Two species immediately come to mind, E. brevicornu and E. stellulatum, both from China and sporting billowing panicles of small star-shaped white flowers held high above heart shaped, deciduous papery-thin leaves in the case of the former, and rounded to arrow shaped, toothed evergreen leaflets on the latter. The two also are very early bloomers with long lasting bloom stems, and particularly cold tolerant for Epimediums. A third species, Epimedium pubigerum, a native of Turkey, also holds its towering columns of white or light pink flowers up high. Shaped like little “molars”, the flowers make up for their small size in their great numbers. This species is particularly drought tolerant, with semi-evergreen heart shaped leaves.
Two strong growing evergreen hybrids created by Darrell Probst from plants collected in China are E. x ‘Domino’ and E. x ‘Pink Champagne’. Sibling seedlings. I often think of ‘Domino’ as the male, and ‘Pink Champagne’ as it’s female counterpart. Both send up long sprays of spidery flowers well above the foliage- ‘Domino’ has a white flower with cranberry cup, and ‘P.C.’ has a pink wash to both flowers and the new growth. Both are very floriferous and often re-bloom and produce second growth foliage if they are happy in their environment. They each have a graceful elegance about them, throwing their leaves out in a wide-spreading arch. Their new leaves are flecked with maroon spots, almost like gold flakes floating in a hopeful prospector’s pan. If you are looking for a specimen Epimedium for a special place in your garden, either of these cultivars fit the bill.
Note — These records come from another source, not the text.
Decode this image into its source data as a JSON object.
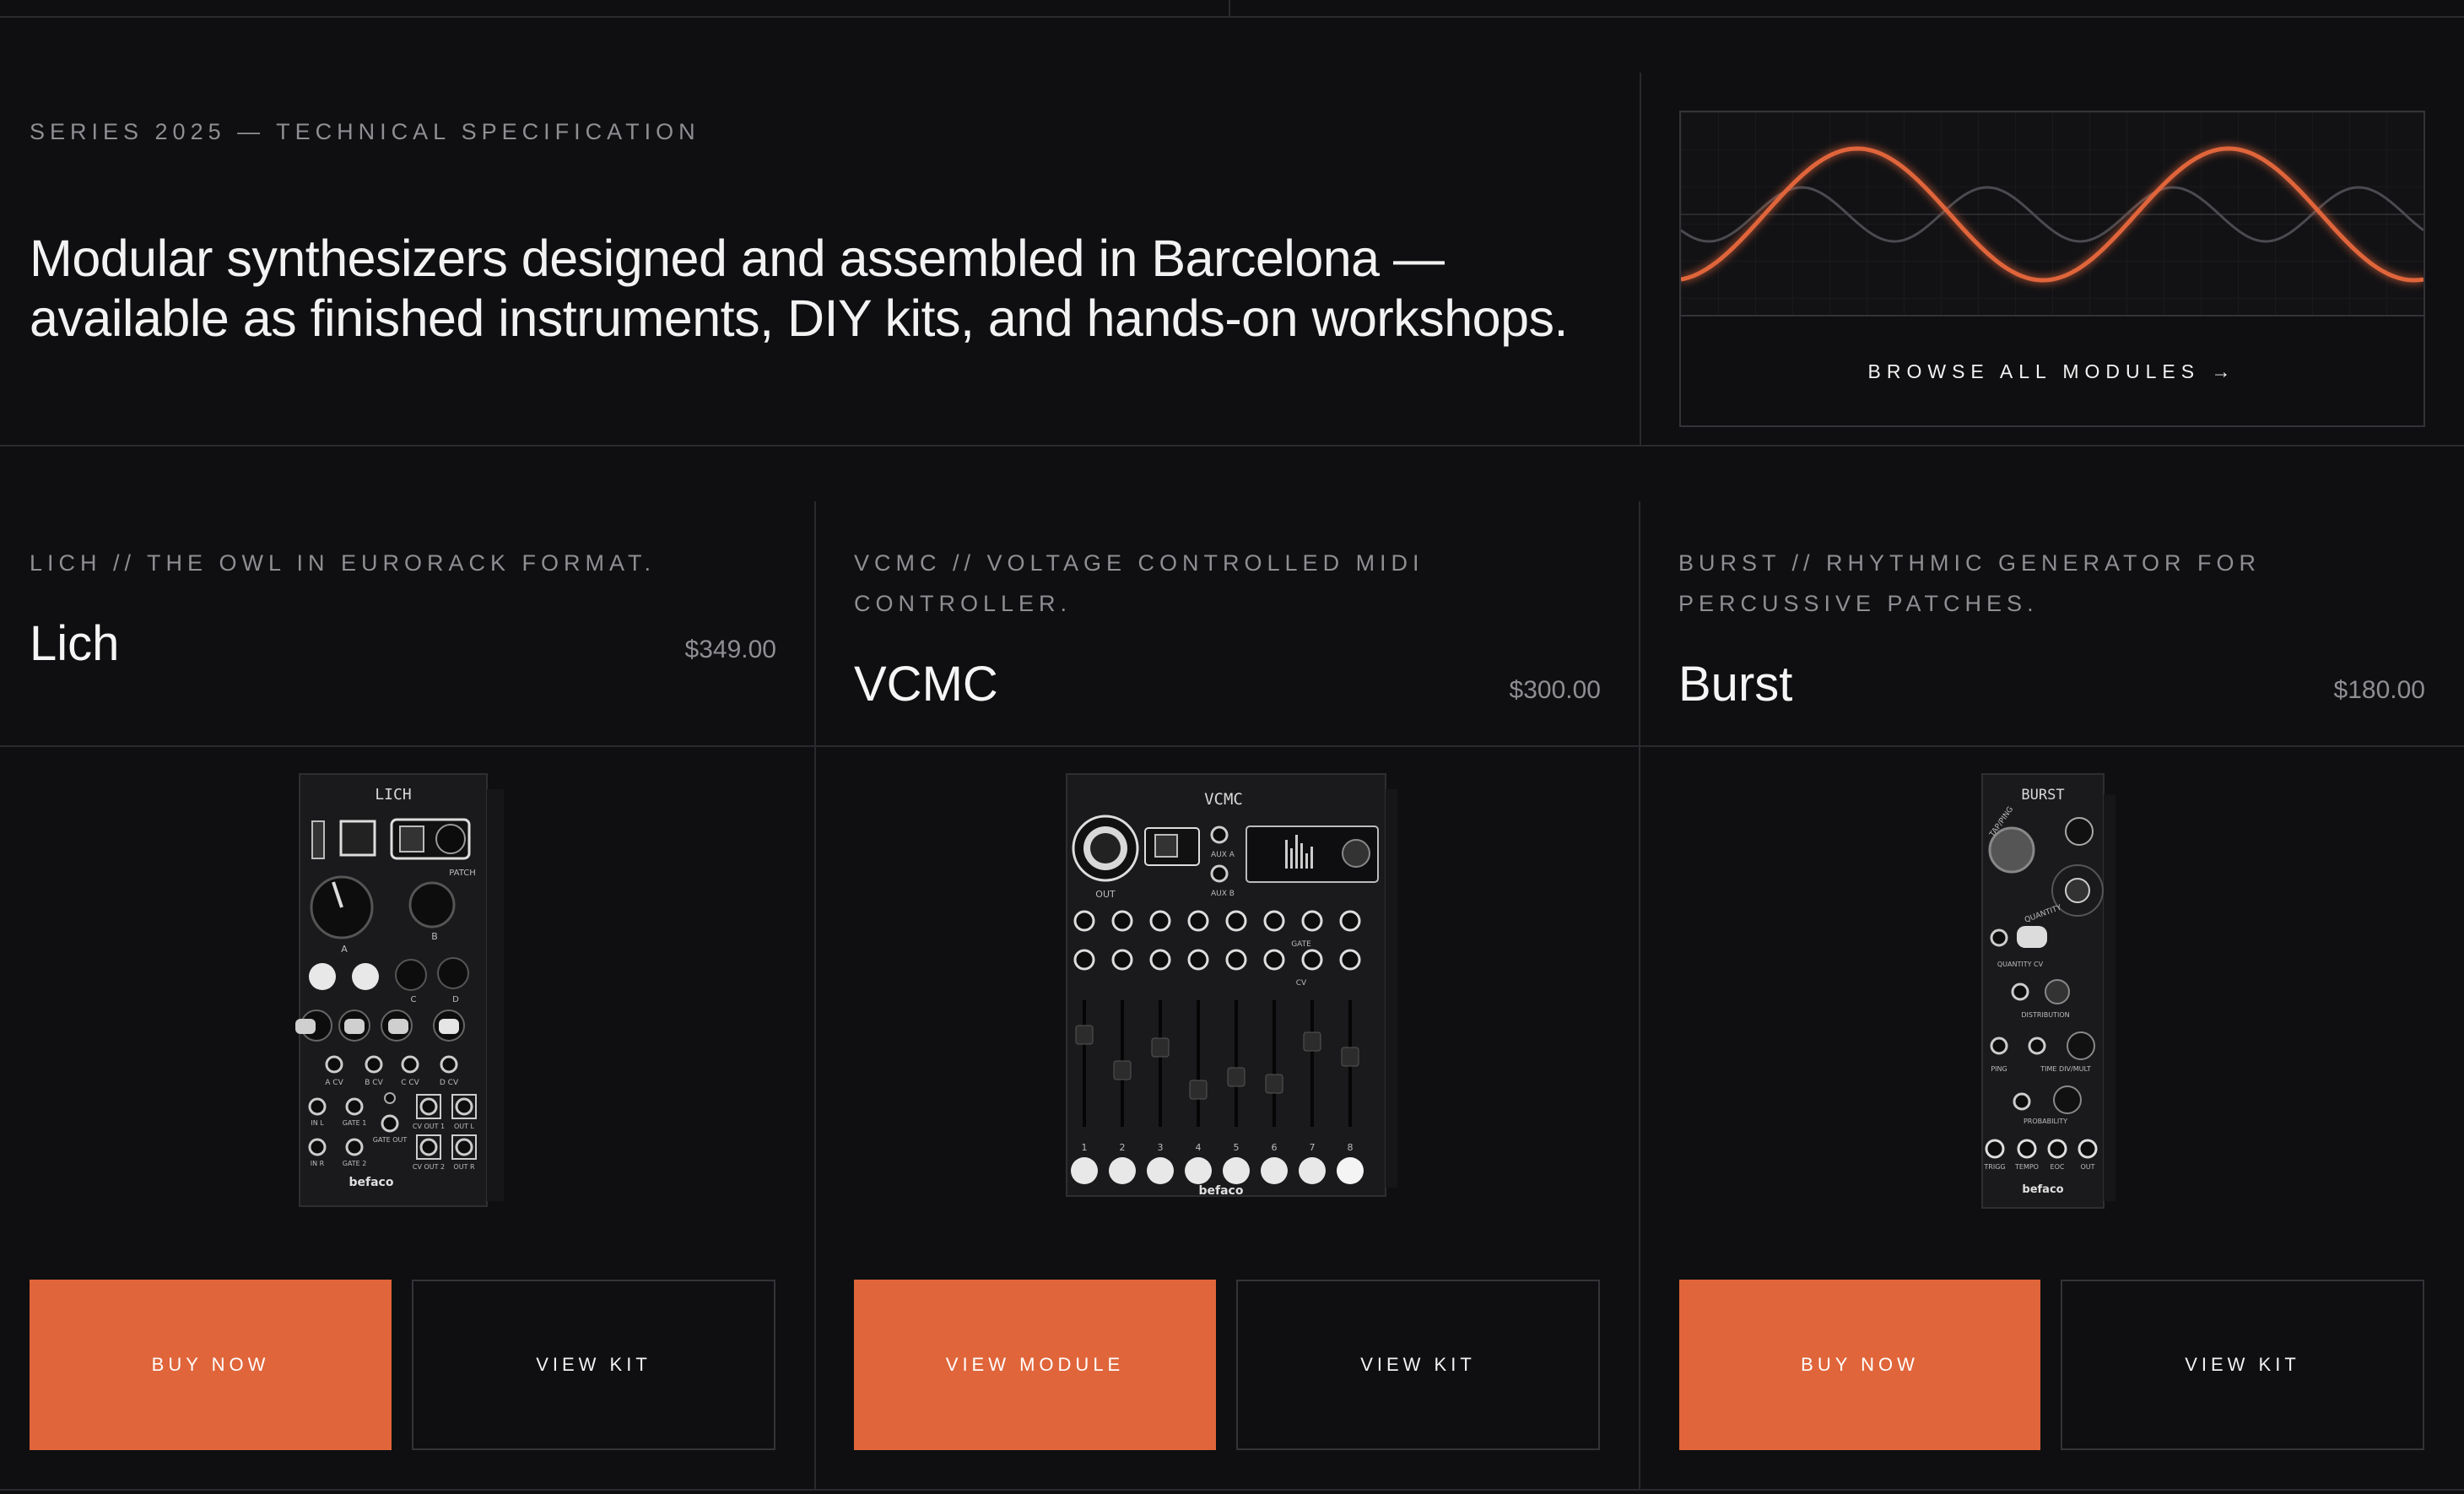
{
  "hero": {
    "eyebrow": "SERIES 2025 — TECHNICAL SPECIFICATION",
    "tagline_line1": "Modular synthesizers designed and assembled in Barcelona —",
    "tagline_line2": "available as finished instruments, DIY kits, and hands-on workshops.",
    "browse_label": "BROWSE ALL MODULES →",
    "accent_color": "#e0653a"
  },
  "products": [
    {
      "subtitle": "LICH // THE OWL IN EURORACK FORMAT.",
      "name": "Lich",
      "price": "$349.00",
      "primary_label": "BUY NOW",
      "secondary_label": "VIEW KIT",
      "panel": {
        "header": "LICH",
        "brand": "befaco",
        "labels": [
          "PATCH",
          "A",
          "B",
          "C",
          "D",
          "A CV",
          "B CV",
          "C CV",
          "D CV",
          "IN L",
          "IN R",
          "GATE 1",
          "GATE 2",
          "GATE OUT",
          "CV OUT 1",
          "CV OUT 2",
          "OUT L",
          "OUT R"
        ]
      }
    },
    {
      "subtitle": "VCMC // VOLTAGE CONTROLLED MIDI CONTROLLER.",
      "name": "VCMC",
      "price": "$300.00",
      "primary_label": "VIEW MODULE",
      "secondary_label": "VIEW KIT",
      "panel": {
        "header": "VCMC",
        "brand": "befaco",
        "labels": [
          "OUT",
          "AUX A",
          "AUX B",
          "GATE",
          "CV",
          "1",
          "2",
          "3",
          "4",
          "5",
          "6",
          "7",
          "8"
        ]
      }
    },
    {
      "subtitle": "BURST // RHYTHMIC GENERATOR FOR PERCUSSIVE PATCHES.",
      "name": "Burst",
      "price": "$180.00",
      "primary_label": "BUY NOW",
      "secondary_label": "VIEW KIT",
      "panel": {
        "header": "BURST",
        "brand": "befaco",
        "labels": [
          "TAP/PING",
          "QUANTITY",
          "QUANTITY CV",
          "DISTRIBUTION",
          "PING",
          "TIME DIV/MULT",
          "PROBABILITY",
          "TRIGG",
          "TEMPO",
          "EOC",
          "OUT"
        ]
      }
    }
  ]
}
On the shorter side of the Epimedium spectrum, two selections of E. xyoungianum are ‘Fairy Dust’ and ‘Be My Valentine’. They bloom later and are covered in silvery-purple/white and hot cherry pink /white flowers respectively. Similarly E. grandiflorum ‘Circe’ will produce a vibrant patch of red-violet blooms atop the foliage, a color that easily reads from a distance. “Fairy Dust’ and ‘Circe’ both have a slight brownish tinge to the new growth, a backdrop which enhances the bloom color. Another yellow-flowered diminuitive reblooming hybrid from Kelly Dodson is E. x ‘Sunshowers’, with a raft of soft yellow flowers above new foliage speckled with maroon flecks.
A Diana Reeck introduction, E. x ‘Making Waves’, and Darrell Probst’s E. x ‘Flame Thrower’ are both late-season bloomers. ‘Making Waves’ as an undulating, banded edge to the new spring foliage. Its perky lavender flowers are held high above this wave of foliage for a good show. If it is an evergreen, particularly drought tolerant and long-blooming plant you want, E. x ‘Flame Thrower’ fits the bill. The flowers are held horizontally out to the sides of a mound of handsome, arrow-shaped evergreen leaflets. They don’t provide a splash of concentrated color like the others, rather the large red and yellow flowers are best observed up close.
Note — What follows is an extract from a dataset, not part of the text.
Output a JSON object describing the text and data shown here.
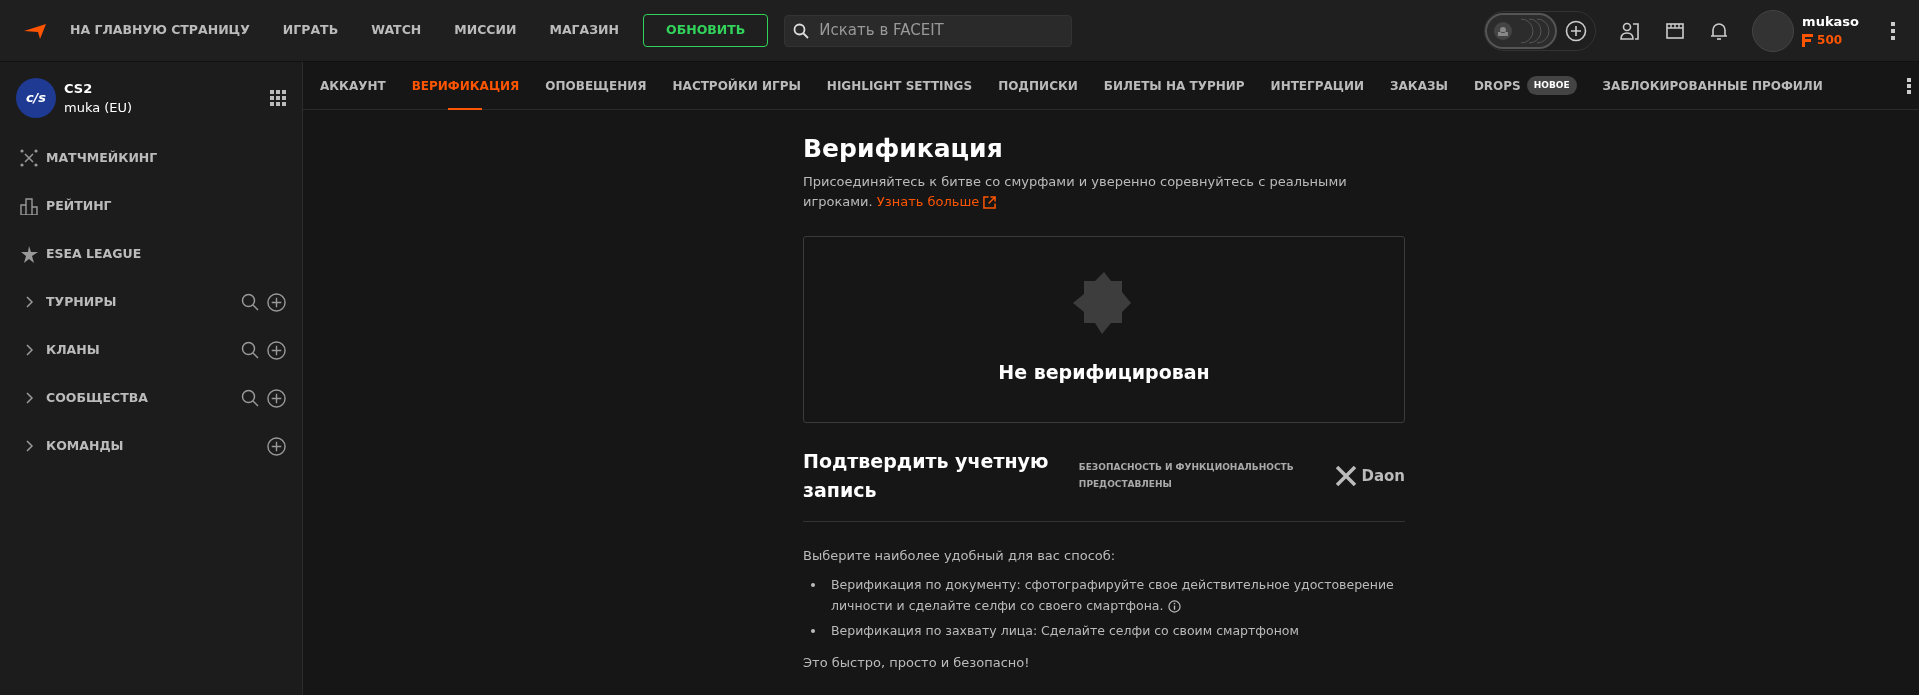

You will find in this year’s offerings a Head’s Up!’ collection of plants featured in this article to get you started, at a discount.
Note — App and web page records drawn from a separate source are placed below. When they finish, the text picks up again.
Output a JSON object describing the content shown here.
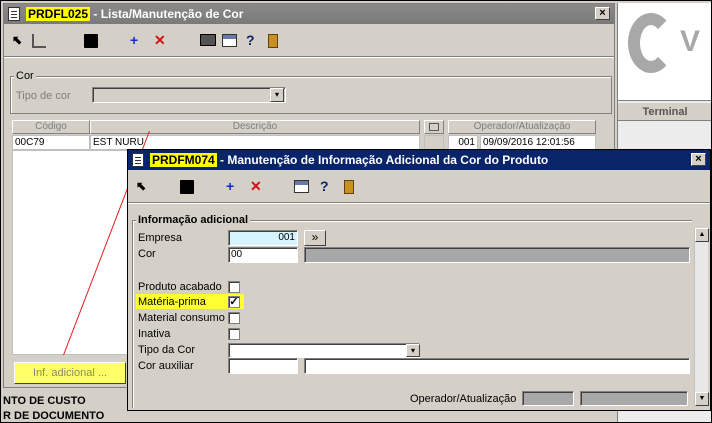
{
  "back_window": {
    "code": "PRDFL025",
    "title_rest": " - Lista/Manutenção de Cor",
    "close": "×",
    "group_label": "Cor",
    "tipo_label": "Tipo de cor",
    "columns": [
      "Código",
      "Descrição",
      "Operador/Atualização"
    ],
    "row": {
      "codigo": "00C79",
      "descricao": "EST NURU",
      "operador": "001",
      "data": "09/09/2016 12:01:56"
    },
    "inf_button": "Inf. adicional ...",
    "bottom_lines": [
      "NTO DE CUSTO",
      "R DE DOCUMENTO"
    ]
  },
  "right_panel": {
    "logo_letter": "V",
    "header": "Terminal"
  },
  "front_window": {
    "code": "PRDFM074",
    "title_rest": " - Manutenção de Informação Adicional da Cor do Produto",
    "close": "×",
    "group_label": "Informação adicional",
    "empresa_label": "Empresa",
    "empresa_value": "001",
    "empresa_btn": "»",
    "cor_label": "Cor",
    "cor_value": "00",
    "produto_acabado": "Produto acabado",
    "materia_prima": "Matéria-prima",
    "materia_prima_check": "✓",
    "material_consumo": "Material consumo",
    "inativa": "Inativa",
    "tipo_cor": "Tipo da Cor",
    "cor_auxiliar": "Cor auxiliar",
    "operador": "Operador/Atualização"
  },
  "icons": {
    "plus": "+",
    "times": "✕",
    "question": "?",
    "dropdown": "▾",
    "up": "▲",
    "down": "▼"
  },
  "colors": {
    "highlight": "#ffff00",
    "active_title": "#0a246a",
    "arrow": "#e02020"
  }
}
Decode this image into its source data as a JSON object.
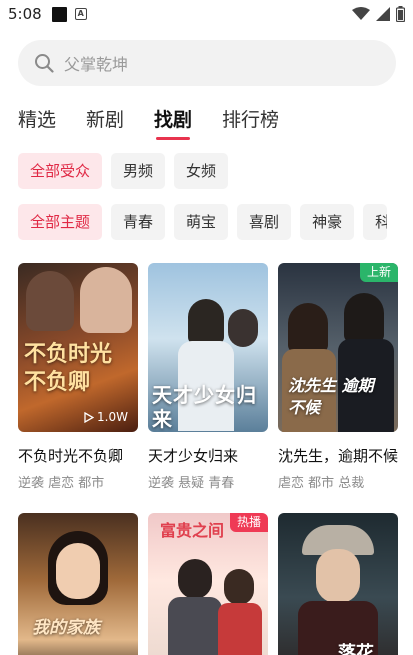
{
  "status": {
    "time": "5:08"
  },
  "search": {
    "placeholder": "父掌乾坤"
  },
  "tabs": [
    "精选",
    "新剧",
    "找剧",
    "排行榜"
  ],
  "audience_chips": [
    "全部受众",
    "男频",
    "女频"
  ],
  "theme_chips": [
    "全部主题",
    "青春",
    "萌宝",
    "喜剧",
    "神豪",
    "科"
  ],
  "cards": [
    {
      "title": "不负时光不负卿",
      "tags": "逆袭 虐恋 都市",
      "plays": "1.0W",
      "poster_text": "不负时光 不负卿"
    },
    {
      "title": "天才少女归来",
      "tags": "逆袭 悬疑 青春",
      "poster_text": "天才少女归来"
    },
    {
      "title": "沈先生，逾期不候",
      "tags": "虐恋 都市 总裁",
      "badge": "上新",
      "poster_text": "沈先生 逾期不候"
    },
    {
      "title": "",
      "tags": "",
      "poster_text": "我的家族"
    },
    {
      "title": "",
      "tags": "",
      "badge": "热播",
      "poster_text": "富贵之间"
    },
    {
      "title": "",
      "tags": "",
      "poster_text": "落花"
    }
  ],
  "colors": {
    "accent": "#e8344e",
    "chip_active_bg": "#fde7ea",
    "badge_new": "#2bb56a",
    "badge_hot": "#ef3a55"
  }
}
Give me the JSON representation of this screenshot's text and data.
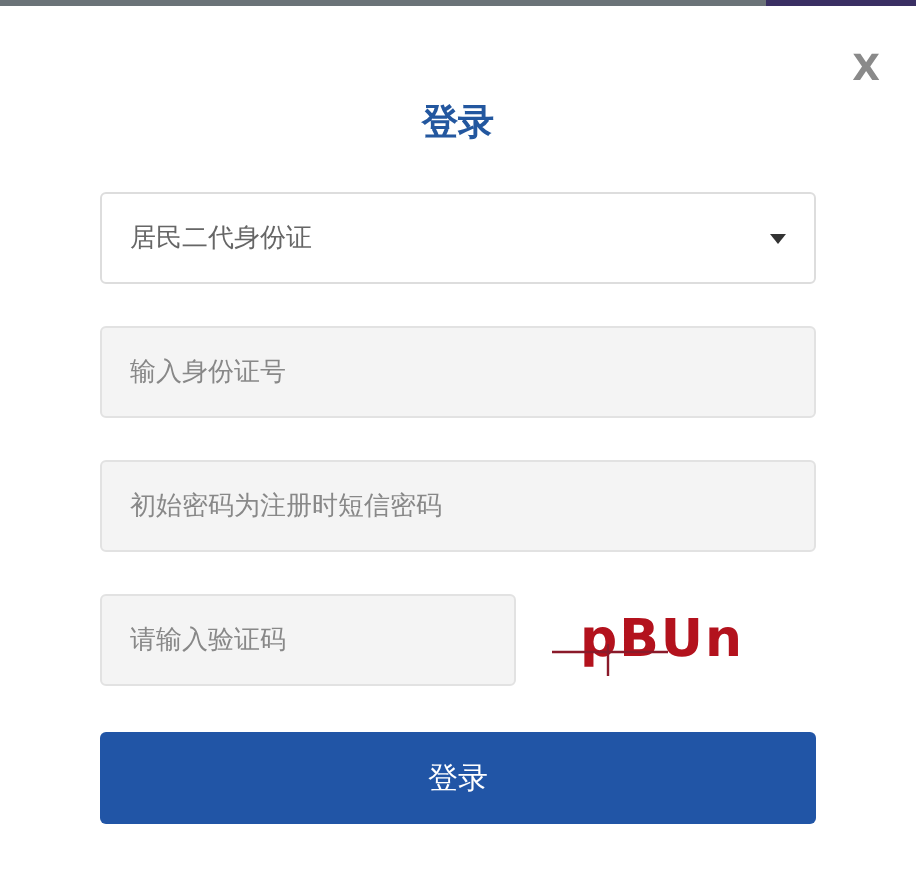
{
  "dialog": {
    "title": "登录",
    "close": "X"
  },
  "select": {
    "value": "居民二代身份证"
  },
  "fields": [
    {
      "placeholder": "输入身份证号"
    },
    {
      "placeholder": "初始密码为注册时短信密码"
    }
  ],
  "captcha": {
    "placeholder": "请输入验证码",
    "code": "pBUn"
  },
  "submit": "登录"
}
As always I look forward to serving you– our loyal and enthusiastic customers. Thank you for your patronage and for helping to preserve, appreciate and perpetuate Barrenworts, Bishop’s Caps and Fairywings.